A tale of brilliance and perseverance
Mar 14, 2007 - 10:24:22 AM

Lucknow, March 14 - Sushma Verma, 7, and Jabbar Hussain, 65, are creating history in Uttar Pradesh for much the same reason. Both are appearing for the Class 10 examination this year. The difference: Sushma is probably the youngest child in the country to take the test, while Hussain is going for it the 37th time.

The two live within 180 km of each other - Sushma in Lucknow, the state capital, and Hussain in Bindki town in Fatehpur district. And both appear to be equally determined about their goals.

Do Sushma's tiny fingers get tired writing the three-hour-long exam?

'I could always read Hindi and English from a very early age, but writing was my handicap for which I had to do a lot of practice,' the child prodigy told IANS.

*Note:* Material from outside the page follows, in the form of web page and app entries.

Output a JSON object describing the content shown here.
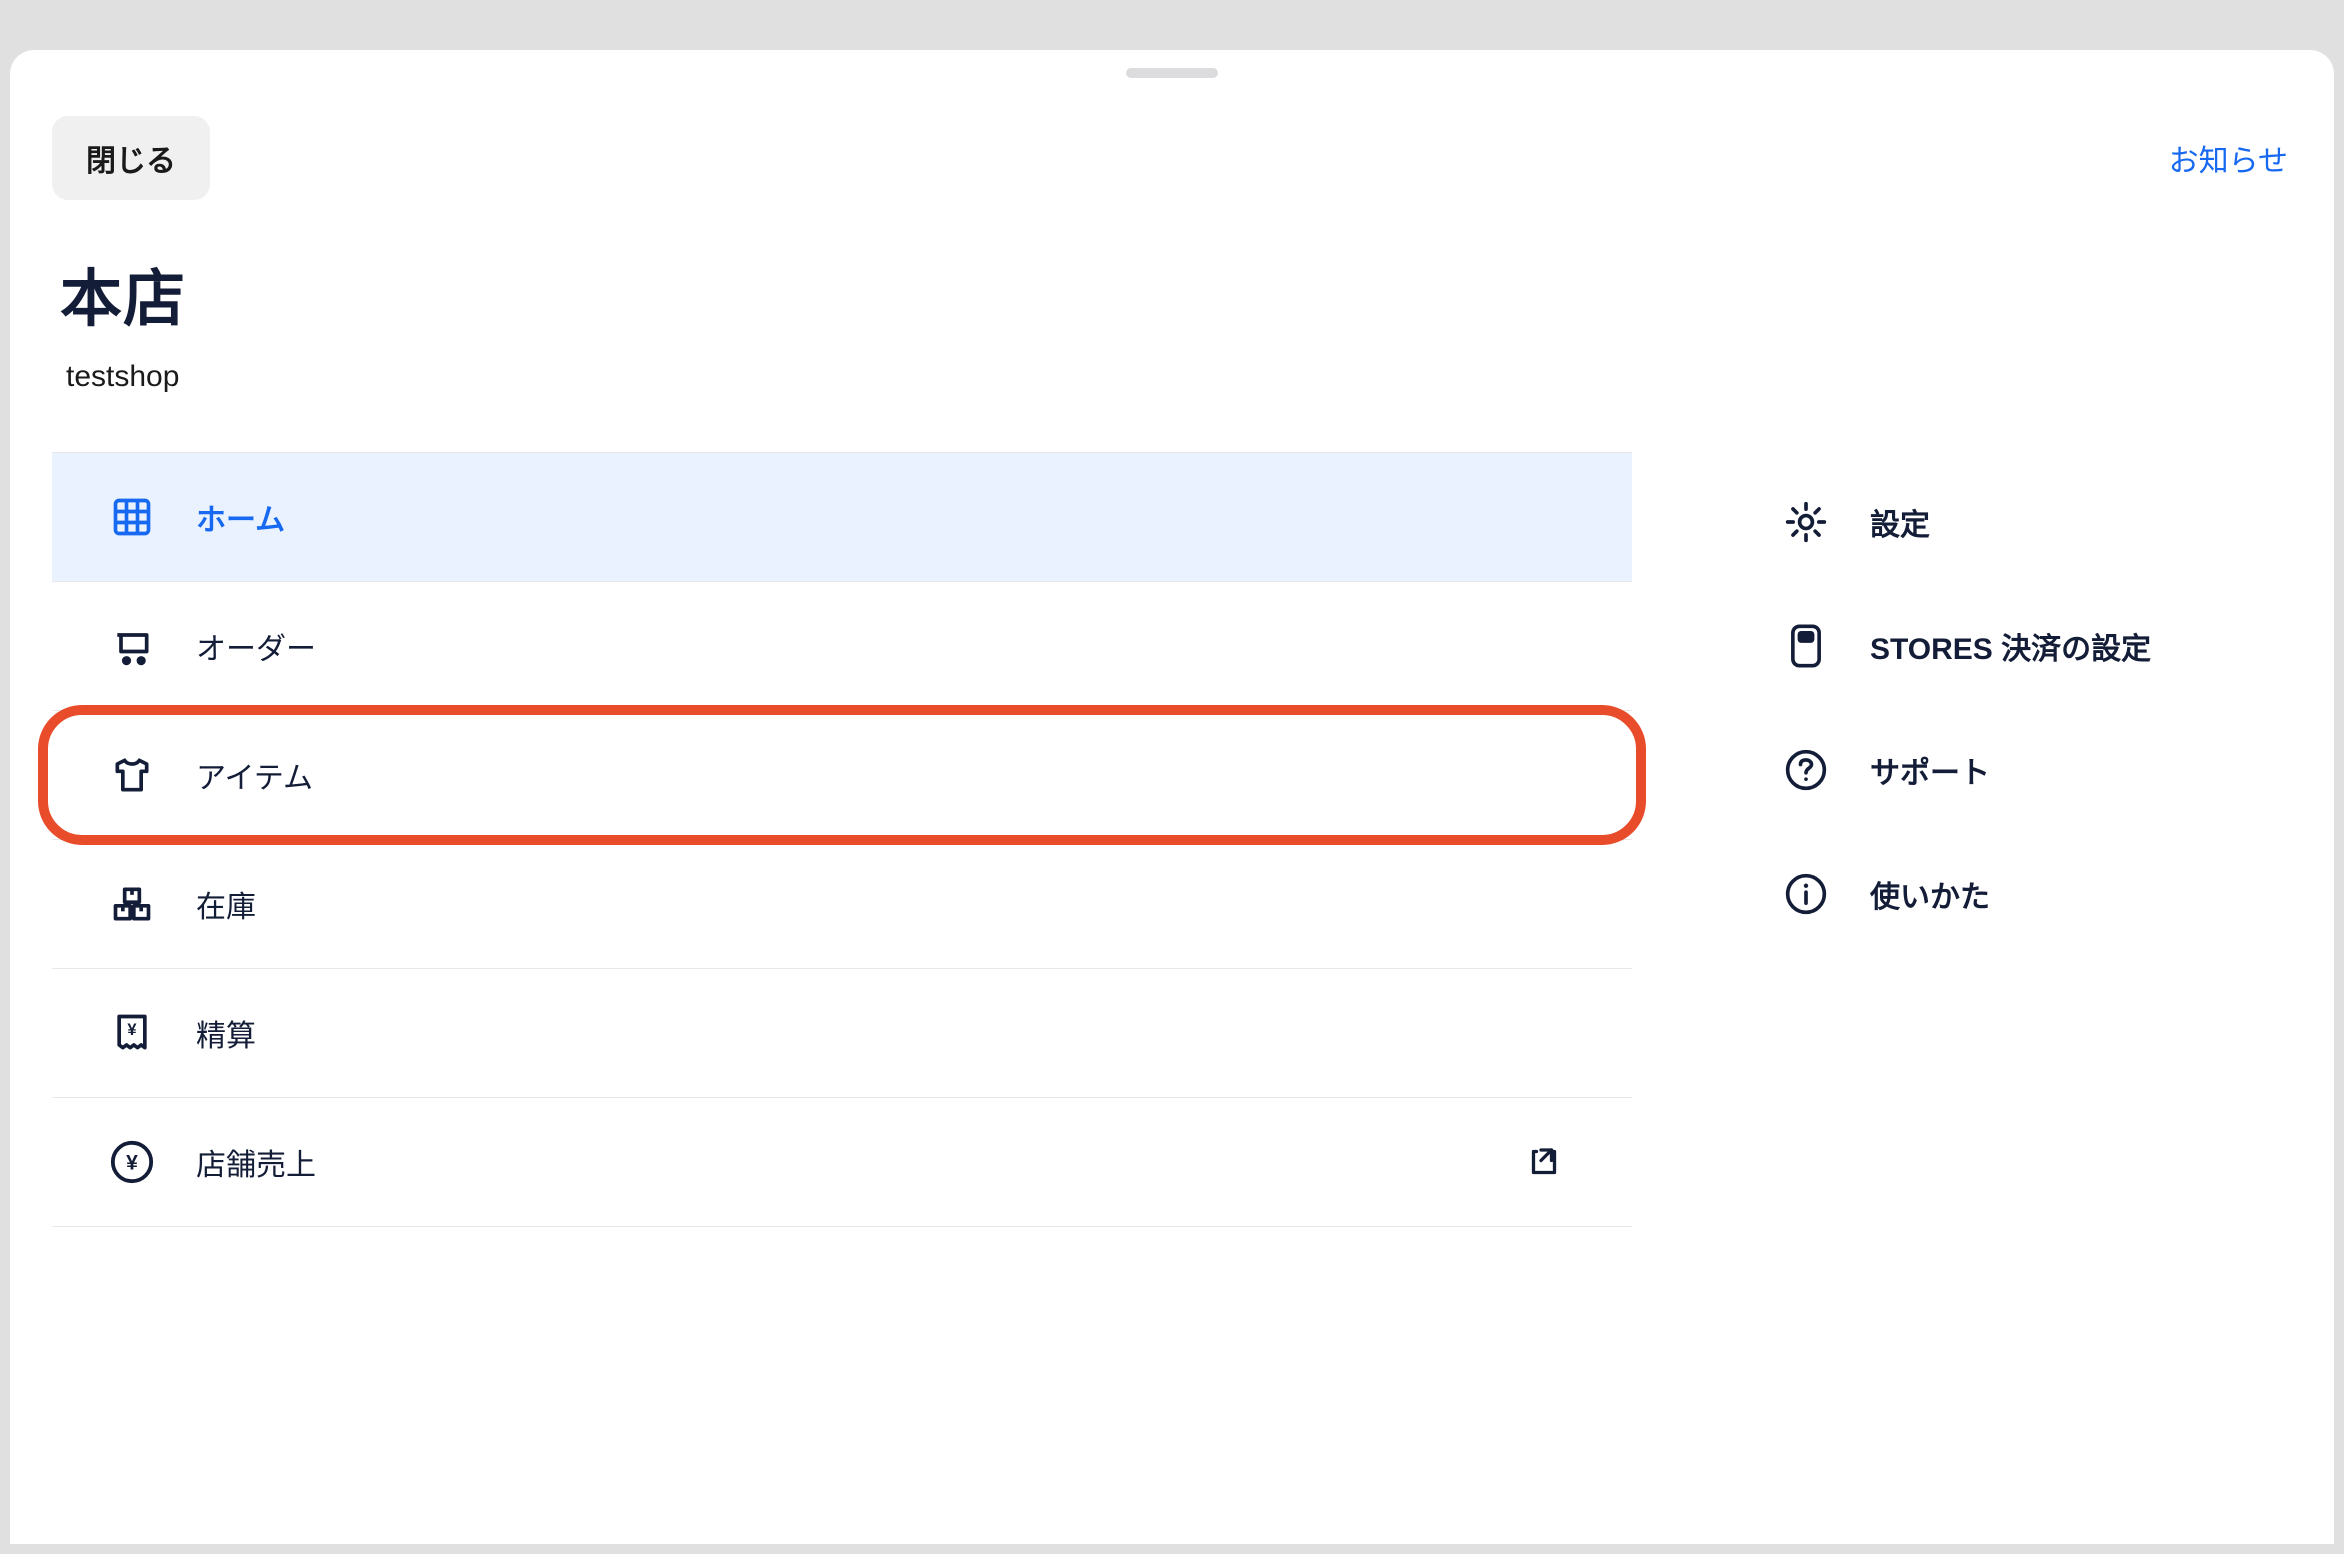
{
  "header": {
    "close_label": "閉じる",
    "notifications_label": "お知らせ"
  },
  "title": "本店",
  "subtitle": "testshop",
  "menu": {
    "items": [
      {
        "id": "home",
        "label": "ホーム",
        "icon": "grid-icon",
        "active": true,
        "external": false,
        "highlighted": false
      },
      {
        "id": "order",
        "label": "オーダー",
        "icon": "cart-icon",
        "active": false,
        "external": false,
        "highlighted": false
      },
      {
        "id": "item",
        "label": "アイテム",
        "icon": "shirt-icon",
        "active": false,
        "external": false,
        "highlighted": true
      },
      {
        "id": "stock",
        "label": "在庫",
        "icon": "boxes-icon",
        "active": false,
        "external": false,
        "highlighted": false
      },
      {
        "id": "settlement",
        "label": "精算",
        "icon": "receipt-icon",
        "active": false,
        "external": false,
        "highlighted": false
      },
      {
        "id": "store-sales",
        "label": "店舗売上",
        "icon": "yen-circle-icon",
        "active": false,
        "external": true,
        "highlighted": false
      }
    ]
  },
  "side_menu": {
    "items": [
      {
        "id": "settings",
        "label": "設定",
        "icon": "gear-icon"
      },
      {
        "id": "stores-payment",
        "label": "STORES 決済の設定",
        "icon": "terminal-icon"
      },
      {
        "id": "support",
        "label": "サポート",
        "icon": "help-icon"
      },
      {
        "id": "howto",
        "label": "使いかた",
        "icon": "info-icon"
      }
    ]
  },
  "colors": {
    "primary": "#1669f0",
    "dark": "#141d37",
    "highlight": "#e84c2a",
    "active_bg": "#eaf2ff"
  }
}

She went on to add with pride: 'I am so happy that I completed my first paper - and managed to write continuously for three hours.'

The Class 10 board exams began in the state Monday.

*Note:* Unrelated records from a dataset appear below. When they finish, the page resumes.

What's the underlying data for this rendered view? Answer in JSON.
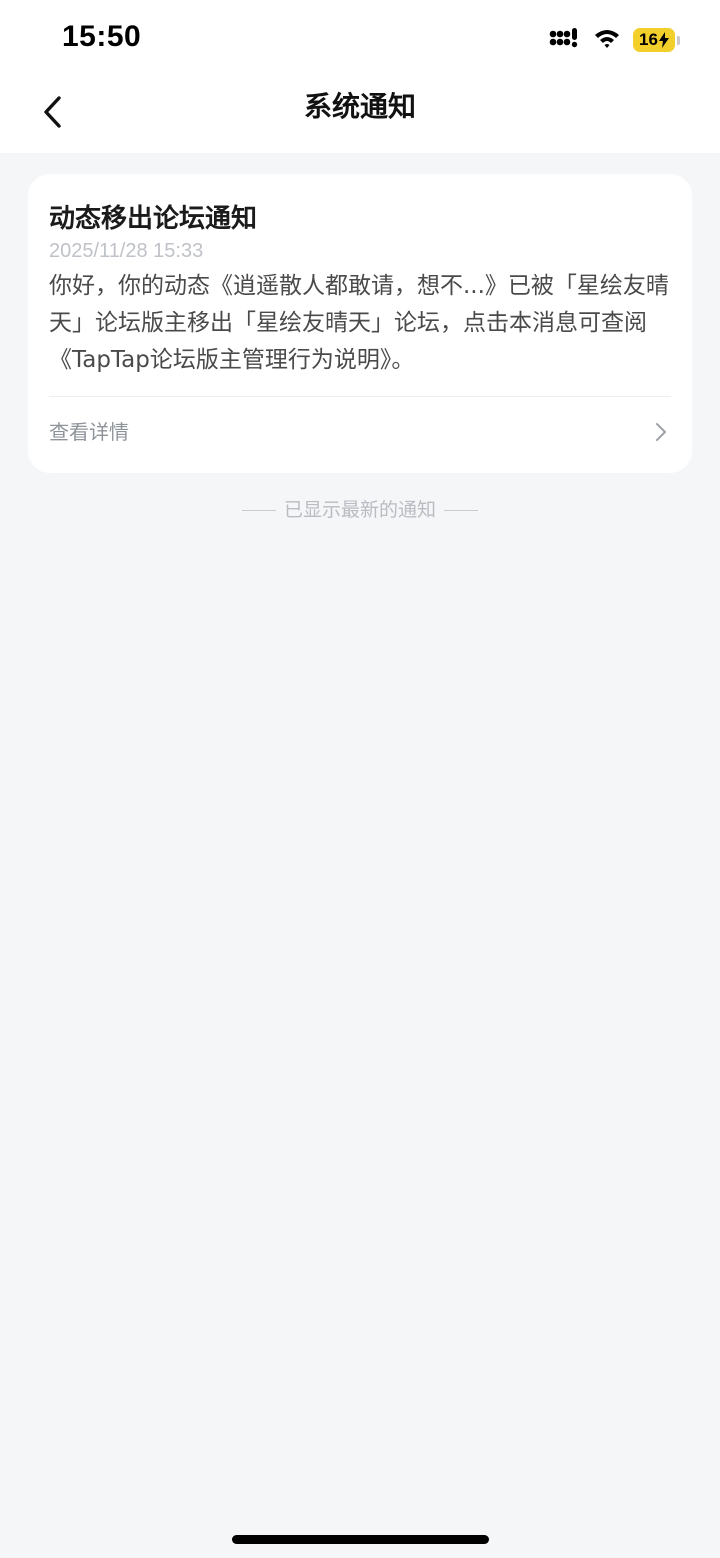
{
  "status_bar": {
    "time": "15:50",
    "battery": "16",
    "battery_color": "#f2cf2b",
    "icons": [
      "cellular-signal-icon",
      "wifi-icon",
      "battery-charging-icon"
    ]
  },
  "nav": {
    "back_icon": "chevron-left-icon",
    "title": "系统通知"
  },
  "notification": {
    "title": "动态移出论坛通知",
    "time": "2025/11/28 15:33",
    "body": "你好，你的动态《逍遥散人都敢请，想不...》已被「星绘友晴天」论坛版主移出「星绘友晴天」论坛，点击本消息可查阅《TapTap论坛版主管理行为说明》。",
    "detail_label": "查看详情",
    "detail_icon": "chevron-right-icon"
  },
  "footer": {
    "end_text": "已显示最新的通知"
  }
}
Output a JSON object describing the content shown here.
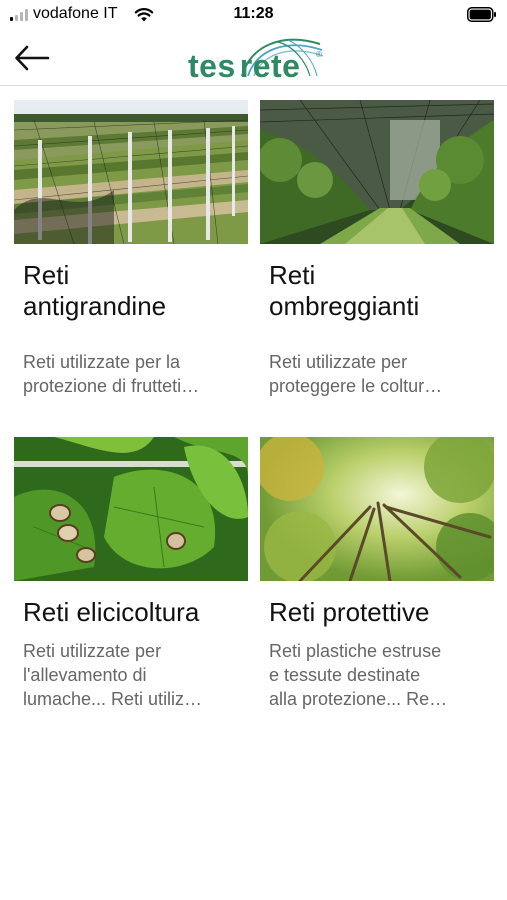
{
  "status_bar": {
    "carrier": "vodafone IT",
    "time": "11:28"
  },
  "header": {
    "back_icon": "arrow-left-icon",
    "logo_text_left": "tes",
    "logo_text_right": "rete",
    "logo_mark": "®",
    "brand_color": "#2e8a63"
  },
  "cards": [
    {
      "title": "Reti\nantigrandine",
      "description": "Reti utilizzate per la\nprotezione di frutteti…",
      "image": "hail-net-orchard"
    },
    {
      "title": "Reti\nombreggianti",
      "description": "Reti utilizzate per\nproteggere le coltur…",
      "image": "shade-net-orchard"
    },
    {
      "title": "Reti  elicicoltura",
      "description": "Reti utilizzate per\nl'allevamento di\nlumache... Reti utiliz…",
      "image": "snails-on-leaves"
    },
    {
      "title": "Reti protettive",
      "description": "Reti plastiche estruse\ne tessute destinate\nalla protezione... Re…",
      "image": "forest-canopy"
    }
  ]
}
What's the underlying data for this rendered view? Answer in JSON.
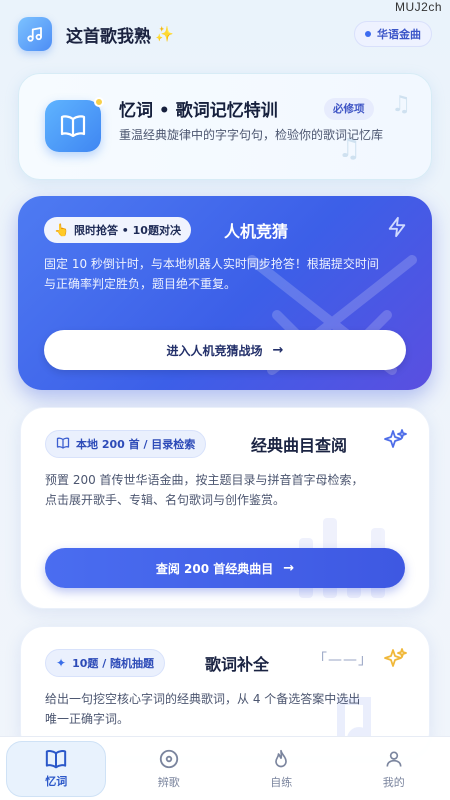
{
  "watermark": "MUJ2ch",
  "header": {
    "title": "这首歌我熟",
    "badge": "华语金曲"
  },
  "card1": {
    "title": "忆词 • 歌词记忆特训",
    "tag": "必修项",
    "desc": "重温经典旋律中的字字句句，检验你的歌词记忆库"
  },
  "card2": {
    "pill": "限时抢答 • 10题对决",
    "title": "人机竞猜",
    "desc": "固定 10 秒倒计时，与本地机器人实时同步抢答！根据提交时间与正确率判定胜负，题目绝不重复。",
    "button": "进入人机竞猜战场"
  },
  "card3": {
    "pill": "本地 200 首 / 目录检索",
    "title": "经典曲目查阅",
    "desc": "预置 200 首传世华语金曲，按主题目录与拼音首字母检索，点击展开歌手、专辑、名句歌词与创作鉴赏。",
    "button": "查阅 200 首经典曲目"
  },
  "card4": {
    "pill": "10题 / 随机抽题",
    "title": "歌词补全",
    "blank": "「——」",
    "desc": "给出一句挖空核心字词的经典歌词，从 4 个备选答案中选出唯一正确字词。"
  },
  "nav": [
    {
      "label": "忆词",
      "icon": "book-icon",
      "active": true
    },
    {
      "label": "辨歌",
      "icon": "disc-icon",
      "active": false
    },
    {
      "label": "自练",
      "icon": "flame-icon",
      "active": false
    },
    {
      "label": "我的",
      "icon": "person-icon",
      "active": false
    }
  ],
  "colors": {
    "accent": "#3f5fe6",
    "card2_bg": "#4a6cf0",
    "tag_bg": "#e7ecfd"
  }
}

Hussain, who first sat for the high school exam in 1966, is equally determined. 'I have been taking the exam year after year and I hope to pass one day,' he said nonchalantly. His only regret: 'For some years in between I missed the exam due to personal problems.'

Sushma's father Tej Bahadur works as a daily-wage labourer and earns barely Rs. 80 a day. She studies at St. Meera's School on a full scholarship.

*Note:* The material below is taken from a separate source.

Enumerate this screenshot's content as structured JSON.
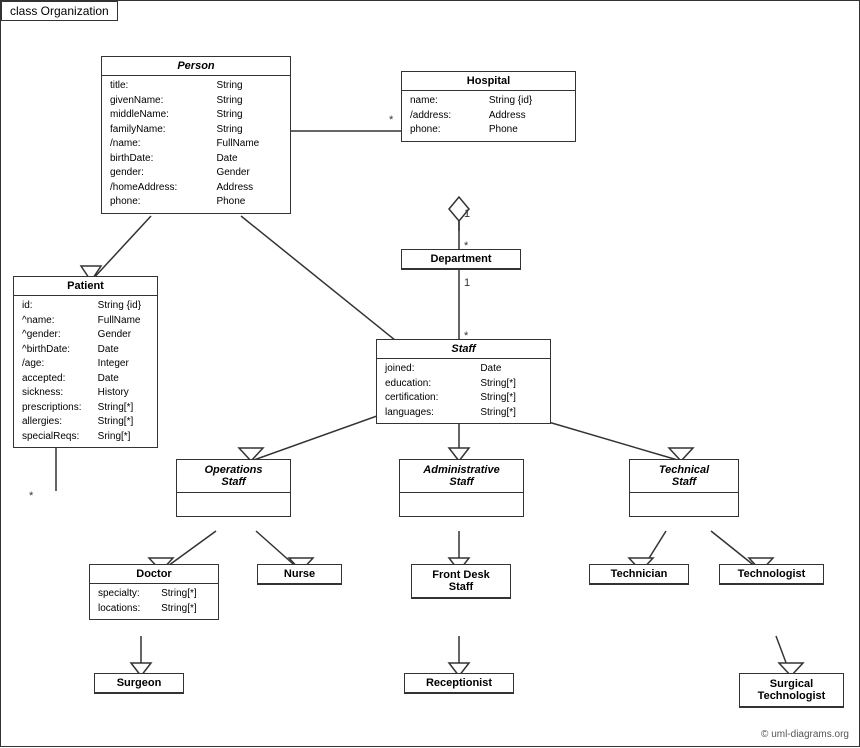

Her school principal Anita Ratra explained: 'We had to give her extra classes in Class 9, but by the time she reached Class 10 she started moving way ahead of her own classmates, who could often be seen taking the seven-year-old child's help in subjects like Chemistry and Biology.'

Sushma first came under media focus because of her ability to read the Ramayana when she was two - an age when most toddlers are learning to speak out a full sentence.

She was lucky enough to get admission in St. Meera's School, unlike her equally bright older brother Shailendra, who appeared for his Class 10 exam at the age of nine from the National Open School as the Uttar Pradesh Madhyamik Parishad did not give him permission to sit for the regular board exam.

Now 14, Shailendra is all set to complete his Bachelor's in Computer Applications - from Lucknow University.

At 11, he was the youngest child to clear the SAT and TOEFL exams and was offered admission to the East New Mexico University in the US. He missed the opportunity because of financial constraints.

'I am grateful to Lucknow University for extending free sponsorship to my son and to St. Meera's school for providing free education to Sushma,' says Tej Bahadur, who himself could not study beyond Class 8.

District Inspector of Schools - Vikas Srivastava, who was instrumental in getting Sushma the required age waiver for appearing in the high school exam, describes her as a 'wonder kid indeed'.

And Hussain's school principal, Hari Om, has nothing but praise for his 65-year-old student: 'His perseverance is incredible. He is hardworking too. What is even more commendable is that despite repeated failures, he has never tried using unfair means to pass his exams.'

All the best to Sushma Verma and Jabbar Hussain!

All rights reserved by RxPG Medical Solutions Private Limited ( )